Perhaps if the sun were shining I'd find something better to do than write a note from Kingston on this early January day. This January day, early. Parenthetically, just to say that it is indeed early, at 8:30, but not as early as it was an hour ago, before I had breakfast. So. A grey morning, but mild.
We Canadians always deliver weather reports to each other by way of getting into any discussion. It's what I explained to my late husband as the "two stupid things rule." This rule permits any two people attempting to start up a conversation to begin with the weather or some equally insipid subject. "Miserable day, eh?" "Cold enough for you?" "How's things?" "How's the family?" Each of the participants in this attempted conversation is allowed to say two stupid things, and if nothing catches any interest or attention, may leave – no judgments assumed. My husband said learning that useful Canadian rule was more help to him than ten years of psychotherapy. The two stupid things rule, though undocumented, is a major feature of almost all inter-personal initiations.Â Â ......
Adventures in Kingston have been a bit limited over the past several weeks, what with everyone scurrying about hither and yon with family holiday doings, but it is indeed settling into true winter. Which, incidentally, means that I am rapidly making my preparations to get-out-of-Dodge. I am lining up a bunch of lunch dates over the next few weeks, beginning with today, when I had a very fine neighbourhood lunch at Days on Front.

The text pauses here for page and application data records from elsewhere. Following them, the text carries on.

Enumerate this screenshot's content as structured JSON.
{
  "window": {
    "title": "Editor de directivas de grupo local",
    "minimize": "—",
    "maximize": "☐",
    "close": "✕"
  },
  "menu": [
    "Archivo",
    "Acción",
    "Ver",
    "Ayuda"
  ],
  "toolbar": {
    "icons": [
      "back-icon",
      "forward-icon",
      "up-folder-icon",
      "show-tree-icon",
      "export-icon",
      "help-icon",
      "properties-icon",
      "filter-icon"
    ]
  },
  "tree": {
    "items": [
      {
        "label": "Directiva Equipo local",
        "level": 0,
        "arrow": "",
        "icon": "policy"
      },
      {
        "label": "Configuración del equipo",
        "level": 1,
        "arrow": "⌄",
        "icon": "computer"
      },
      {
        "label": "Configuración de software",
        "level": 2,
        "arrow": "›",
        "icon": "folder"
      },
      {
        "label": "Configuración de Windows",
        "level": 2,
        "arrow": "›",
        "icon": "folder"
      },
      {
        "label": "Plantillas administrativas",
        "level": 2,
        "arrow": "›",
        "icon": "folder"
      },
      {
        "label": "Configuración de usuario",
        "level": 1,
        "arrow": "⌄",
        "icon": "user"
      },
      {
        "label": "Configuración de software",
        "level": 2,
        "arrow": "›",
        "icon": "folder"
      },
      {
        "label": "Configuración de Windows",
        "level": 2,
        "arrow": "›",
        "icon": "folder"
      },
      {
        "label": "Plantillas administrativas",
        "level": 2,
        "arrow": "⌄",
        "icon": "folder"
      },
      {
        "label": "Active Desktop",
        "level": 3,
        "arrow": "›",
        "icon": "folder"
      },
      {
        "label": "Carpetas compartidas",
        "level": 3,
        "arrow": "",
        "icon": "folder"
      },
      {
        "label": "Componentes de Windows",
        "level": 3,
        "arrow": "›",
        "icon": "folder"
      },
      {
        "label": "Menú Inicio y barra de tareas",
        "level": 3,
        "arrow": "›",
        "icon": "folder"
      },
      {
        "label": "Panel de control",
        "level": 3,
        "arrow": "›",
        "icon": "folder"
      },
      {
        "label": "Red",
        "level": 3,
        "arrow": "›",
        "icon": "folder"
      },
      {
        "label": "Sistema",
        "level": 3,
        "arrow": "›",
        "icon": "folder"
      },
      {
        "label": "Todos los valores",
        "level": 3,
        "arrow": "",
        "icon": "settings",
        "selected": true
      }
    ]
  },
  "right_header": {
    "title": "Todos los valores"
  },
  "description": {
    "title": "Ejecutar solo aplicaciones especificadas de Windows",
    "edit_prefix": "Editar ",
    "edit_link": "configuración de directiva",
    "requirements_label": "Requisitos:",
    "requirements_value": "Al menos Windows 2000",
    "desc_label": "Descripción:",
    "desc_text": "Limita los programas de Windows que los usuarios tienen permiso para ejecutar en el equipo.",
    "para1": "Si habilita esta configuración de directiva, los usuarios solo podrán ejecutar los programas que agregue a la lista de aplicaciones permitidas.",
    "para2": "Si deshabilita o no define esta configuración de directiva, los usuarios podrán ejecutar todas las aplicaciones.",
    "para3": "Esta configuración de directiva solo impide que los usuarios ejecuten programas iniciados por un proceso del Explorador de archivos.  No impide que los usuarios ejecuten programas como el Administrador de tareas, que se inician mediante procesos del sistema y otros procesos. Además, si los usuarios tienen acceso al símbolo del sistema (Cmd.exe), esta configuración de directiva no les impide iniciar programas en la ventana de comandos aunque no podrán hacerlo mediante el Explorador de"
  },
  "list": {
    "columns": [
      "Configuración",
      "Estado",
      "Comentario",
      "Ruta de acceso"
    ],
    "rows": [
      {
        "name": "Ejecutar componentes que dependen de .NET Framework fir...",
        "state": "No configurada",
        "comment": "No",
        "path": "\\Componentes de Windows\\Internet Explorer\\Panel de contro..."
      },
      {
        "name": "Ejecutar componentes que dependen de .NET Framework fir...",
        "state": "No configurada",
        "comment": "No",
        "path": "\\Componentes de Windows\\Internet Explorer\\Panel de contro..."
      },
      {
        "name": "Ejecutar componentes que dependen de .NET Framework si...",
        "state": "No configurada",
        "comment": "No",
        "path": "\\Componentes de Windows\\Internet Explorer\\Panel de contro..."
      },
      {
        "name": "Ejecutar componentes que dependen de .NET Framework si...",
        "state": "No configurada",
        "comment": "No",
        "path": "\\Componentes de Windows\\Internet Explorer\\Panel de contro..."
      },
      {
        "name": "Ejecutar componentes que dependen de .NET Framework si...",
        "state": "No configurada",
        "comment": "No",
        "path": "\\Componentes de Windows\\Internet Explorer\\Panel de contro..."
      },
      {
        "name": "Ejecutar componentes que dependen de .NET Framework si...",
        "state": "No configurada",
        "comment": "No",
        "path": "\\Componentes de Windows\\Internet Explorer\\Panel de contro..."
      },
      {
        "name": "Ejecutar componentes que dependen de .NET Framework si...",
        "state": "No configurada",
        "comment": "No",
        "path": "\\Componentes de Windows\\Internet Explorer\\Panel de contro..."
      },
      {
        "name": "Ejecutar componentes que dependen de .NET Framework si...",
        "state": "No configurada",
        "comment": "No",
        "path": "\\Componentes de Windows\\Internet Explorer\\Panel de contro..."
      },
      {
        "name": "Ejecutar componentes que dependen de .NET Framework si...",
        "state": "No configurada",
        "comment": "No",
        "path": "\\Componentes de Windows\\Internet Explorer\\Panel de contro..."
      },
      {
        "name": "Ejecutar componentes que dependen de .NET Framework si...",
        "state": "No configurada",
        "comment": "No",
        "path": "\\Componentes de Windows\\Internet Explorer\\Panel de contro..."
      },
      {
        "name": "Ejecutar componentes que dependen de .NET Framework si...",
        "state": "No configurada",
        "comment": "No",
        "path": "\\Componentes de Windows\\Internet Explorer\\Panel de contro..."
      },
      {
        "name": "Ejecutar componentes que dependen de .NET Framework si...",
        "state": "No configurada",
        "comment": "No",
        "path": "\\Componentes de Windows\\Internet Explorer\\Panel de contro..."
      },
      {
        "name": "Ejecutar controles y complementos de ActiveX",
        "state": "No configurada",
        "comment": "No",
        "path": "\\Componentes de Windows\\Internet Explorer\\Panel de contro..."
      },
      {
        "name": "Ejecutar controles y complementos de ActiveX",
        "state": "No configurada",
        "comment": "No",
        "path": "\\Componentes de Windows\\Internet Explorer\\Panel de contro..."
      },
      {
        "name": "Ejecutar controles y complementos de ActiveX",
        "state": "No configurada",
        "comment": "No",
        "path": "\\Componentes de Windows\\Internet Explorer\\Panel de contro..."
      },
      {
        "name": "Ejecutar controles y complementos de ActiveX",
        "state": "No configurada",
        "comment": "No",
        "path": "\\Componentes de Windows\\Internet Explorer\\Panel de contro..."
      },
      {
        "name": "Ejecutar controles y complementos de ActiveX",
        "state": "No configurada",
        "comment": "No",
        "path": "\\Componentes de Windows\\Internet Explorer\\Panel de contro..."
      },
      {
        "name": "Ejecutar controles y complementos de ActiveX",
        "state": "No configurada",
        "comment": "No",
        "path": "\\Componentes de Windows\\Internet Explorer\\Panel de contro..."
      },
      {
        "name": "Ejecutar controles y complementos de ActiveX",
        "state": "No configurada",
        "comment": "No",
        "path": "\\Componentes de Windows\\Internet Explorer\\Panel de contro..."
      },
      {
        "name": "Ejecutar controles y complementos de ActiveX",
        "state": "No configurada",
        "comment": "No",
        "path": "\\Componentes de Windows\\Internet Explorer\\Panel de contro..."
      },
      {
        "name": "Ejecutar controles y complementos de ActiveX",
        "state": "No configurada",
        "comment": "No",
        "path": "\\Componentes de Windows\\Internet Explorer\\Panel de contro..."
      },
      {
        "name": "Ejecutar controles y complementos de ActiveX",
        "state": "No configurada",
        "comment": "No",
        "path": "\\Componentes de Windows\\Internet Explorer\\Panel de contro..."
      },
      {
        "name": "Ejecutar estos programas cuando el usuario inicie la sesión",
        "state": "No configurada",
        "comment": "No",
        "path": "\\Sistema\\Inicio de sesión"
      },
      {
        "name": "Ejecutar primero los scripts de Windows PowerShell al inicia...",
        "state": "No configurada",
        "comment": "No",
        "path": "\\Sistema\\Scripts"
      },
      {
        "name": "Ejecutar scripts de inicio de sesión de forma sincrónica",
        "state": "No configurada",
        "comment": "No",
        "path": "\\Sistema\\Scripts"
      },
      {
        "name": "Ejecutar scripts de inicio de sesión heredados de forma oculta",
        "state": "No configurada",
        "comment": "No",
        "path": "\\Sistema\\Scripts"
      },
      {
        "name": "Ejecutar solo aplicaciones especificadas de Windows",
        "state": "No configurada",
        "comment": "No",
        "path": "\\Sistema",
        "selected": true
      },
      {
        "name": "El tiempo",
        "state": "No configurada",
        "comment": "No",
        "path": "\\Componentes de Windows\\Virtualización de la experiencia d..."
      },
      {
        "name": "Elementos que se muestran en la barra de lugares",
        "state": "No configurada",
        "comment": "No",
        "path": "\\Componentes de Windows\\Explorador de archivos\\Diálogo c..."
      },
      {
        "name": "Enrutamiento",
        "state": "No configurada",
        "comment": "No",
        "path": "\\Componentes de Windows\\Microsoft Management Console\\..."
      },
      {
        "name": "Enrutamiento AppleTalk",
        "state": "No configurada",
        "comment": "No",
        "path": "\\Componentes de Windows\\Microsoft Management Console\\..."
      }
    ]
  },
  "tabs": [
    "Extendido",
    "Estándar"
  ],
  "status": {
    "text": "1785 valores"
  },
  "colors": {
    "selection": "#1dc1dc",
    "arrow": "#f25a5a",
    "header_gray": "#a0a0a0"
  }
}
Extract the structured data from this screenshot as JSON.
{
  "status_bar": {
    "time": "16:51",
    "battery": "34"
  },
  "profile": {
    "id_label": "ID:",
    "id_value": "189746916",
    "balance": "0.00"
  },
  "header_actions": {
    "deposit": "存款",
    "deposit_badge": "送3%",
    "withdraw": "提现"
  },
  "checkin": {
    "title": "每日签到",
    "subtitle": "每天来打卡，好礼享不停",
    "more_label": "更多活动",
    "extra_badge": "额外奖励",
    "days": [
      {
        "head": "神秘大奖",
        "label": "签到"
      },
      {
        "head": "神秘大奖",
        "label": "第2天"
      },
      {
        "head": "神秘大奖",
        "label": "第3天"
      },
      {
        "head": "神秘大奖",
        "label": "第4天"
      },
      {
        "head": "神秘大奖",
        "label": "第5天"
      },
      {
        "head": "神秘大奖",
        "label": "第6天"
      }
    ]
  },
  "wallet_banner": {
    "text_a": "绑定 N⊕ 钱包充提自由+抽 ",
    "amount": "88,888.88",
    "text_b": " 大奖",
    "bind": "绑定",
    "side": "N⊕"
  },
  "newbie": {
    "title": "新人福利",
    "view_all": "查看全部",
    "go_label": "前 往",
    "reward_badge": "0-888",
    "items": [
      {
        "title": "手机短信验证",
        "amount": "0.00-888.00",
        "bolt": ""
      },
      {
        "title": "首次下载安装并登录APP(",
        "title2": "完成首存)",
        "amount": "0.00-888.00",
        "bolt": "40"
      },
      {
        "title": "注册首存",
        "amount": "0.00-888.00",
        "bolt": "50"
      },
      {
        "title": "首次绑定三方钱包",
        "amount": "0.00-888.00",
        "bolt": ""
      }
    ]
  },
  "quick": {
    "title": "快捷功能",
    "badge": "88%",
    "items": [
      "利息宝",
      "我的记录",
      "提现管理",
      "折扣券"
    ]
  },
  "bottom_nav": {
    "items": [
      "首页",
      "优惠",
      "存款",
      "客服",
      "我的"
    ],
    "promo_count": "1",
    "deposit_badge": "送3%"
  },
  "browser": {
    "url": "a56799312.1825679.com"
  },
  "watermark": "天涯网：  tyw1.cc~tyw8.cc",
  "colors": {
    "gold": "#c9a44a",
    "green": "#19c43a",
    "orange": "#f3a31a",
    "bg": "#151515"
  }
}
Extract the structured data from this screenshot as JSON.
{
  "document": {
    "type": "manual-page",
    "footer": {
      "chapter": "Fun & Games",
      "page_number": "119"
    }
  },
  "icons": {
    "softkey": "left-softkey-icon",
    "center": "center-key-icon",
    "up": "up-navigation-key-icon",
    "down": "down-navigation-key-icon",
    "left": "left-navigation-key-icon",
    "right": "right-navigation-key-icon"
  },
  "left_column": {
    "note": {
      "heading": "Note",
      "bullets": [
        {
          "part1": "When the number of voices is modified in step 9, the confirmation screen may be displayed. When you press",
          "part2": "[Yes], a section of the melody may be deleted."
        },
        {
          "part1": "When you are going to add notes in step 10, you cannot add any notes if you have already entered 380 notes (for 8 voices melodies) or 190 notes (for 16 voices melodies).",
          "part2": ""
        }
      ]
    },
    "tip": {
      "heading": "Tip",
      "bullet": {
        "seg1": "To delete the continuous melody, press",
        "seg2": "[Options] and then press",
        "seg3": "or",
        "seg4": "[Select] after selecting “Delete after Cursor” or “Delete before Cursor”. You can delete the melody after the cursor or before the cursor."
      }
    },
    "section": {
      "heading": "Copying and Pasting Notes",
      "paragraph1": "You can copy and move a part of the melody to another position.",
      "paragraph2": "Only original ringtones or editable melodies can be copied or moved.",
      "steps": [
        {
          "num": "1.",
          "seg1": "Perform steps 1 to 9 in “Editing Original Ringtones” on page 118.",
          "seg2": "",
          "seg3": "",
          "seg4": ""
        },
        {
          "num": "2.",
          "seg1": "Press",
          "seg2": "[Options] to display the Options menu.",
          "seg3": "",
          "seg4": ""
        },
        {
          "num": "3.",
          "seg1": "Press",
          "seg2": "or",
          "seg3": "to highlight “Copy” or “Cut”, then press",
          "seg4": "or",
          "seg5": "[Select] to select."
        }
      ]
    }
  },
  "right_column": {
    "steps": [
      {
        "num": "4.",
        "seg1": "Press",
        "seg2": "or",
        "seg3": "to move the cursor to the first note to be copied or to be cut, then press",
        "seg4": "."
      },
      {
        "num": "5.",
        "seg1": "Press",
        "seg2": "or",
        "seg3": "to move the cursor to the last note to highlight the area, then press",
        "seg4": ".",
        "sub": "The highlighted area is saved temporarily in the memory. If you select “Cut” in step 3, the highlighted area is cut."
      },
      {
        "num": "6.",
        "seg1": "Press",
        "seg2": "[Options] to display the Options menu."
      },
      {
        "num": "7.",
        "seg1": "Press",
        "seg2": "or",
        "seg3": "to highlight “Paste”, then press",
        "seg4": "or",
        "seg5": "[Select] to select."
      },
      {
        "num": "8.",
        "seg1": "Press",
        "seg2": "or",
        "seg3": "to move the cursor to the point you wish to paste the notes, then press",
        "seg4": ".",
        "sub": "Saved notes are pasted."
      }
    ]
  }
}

Which reminds me that, oh dear, I do bemoan the disappearance of the apostrophe. I know they took it out of all place names and street names, so that Day's Road is now Days Road, but it is clearly disappearing everywhere -- partly, perhaps, because of the inability of some people to use it properly. The apostrophe as an intellectual challenge! And we all know that the solution to ignorance is oblivion. This poor English language had a superb form to indicate possession, and that's all gone now... Part of the dumbing down of just about everything. You really must pardon my parenthetical musings. I don't seem to be able to get over them, and this seems at the very least an appropriate place to muse... here on my computer in the muzziness of morning.
Another piece of dumbing down I note in facebook messages (and text messsages, presumably) from Mexican friends, is the universal elimination of "qu" in which quiero has become kiero. And so, the language changes.
I remember when in, oh about 1958 or so, the cigarette brand Winston, began an advertising campaign with "Winston's taste good, like a cigarette should." Well, there was hell to pay! The newspapers were full of it, the grammatical error of the statement, the eroding of linguistic standards. "Like" was clearly incorrect, and that particular usage must not be allowed to be-foul our precious English language. And now? Do we ever even notice that use of "like"? Or has language evolved to include it. And so, even when I rage these days about the application of the verb "grow" to non-organic nouns, I know that battle has long been lost.Â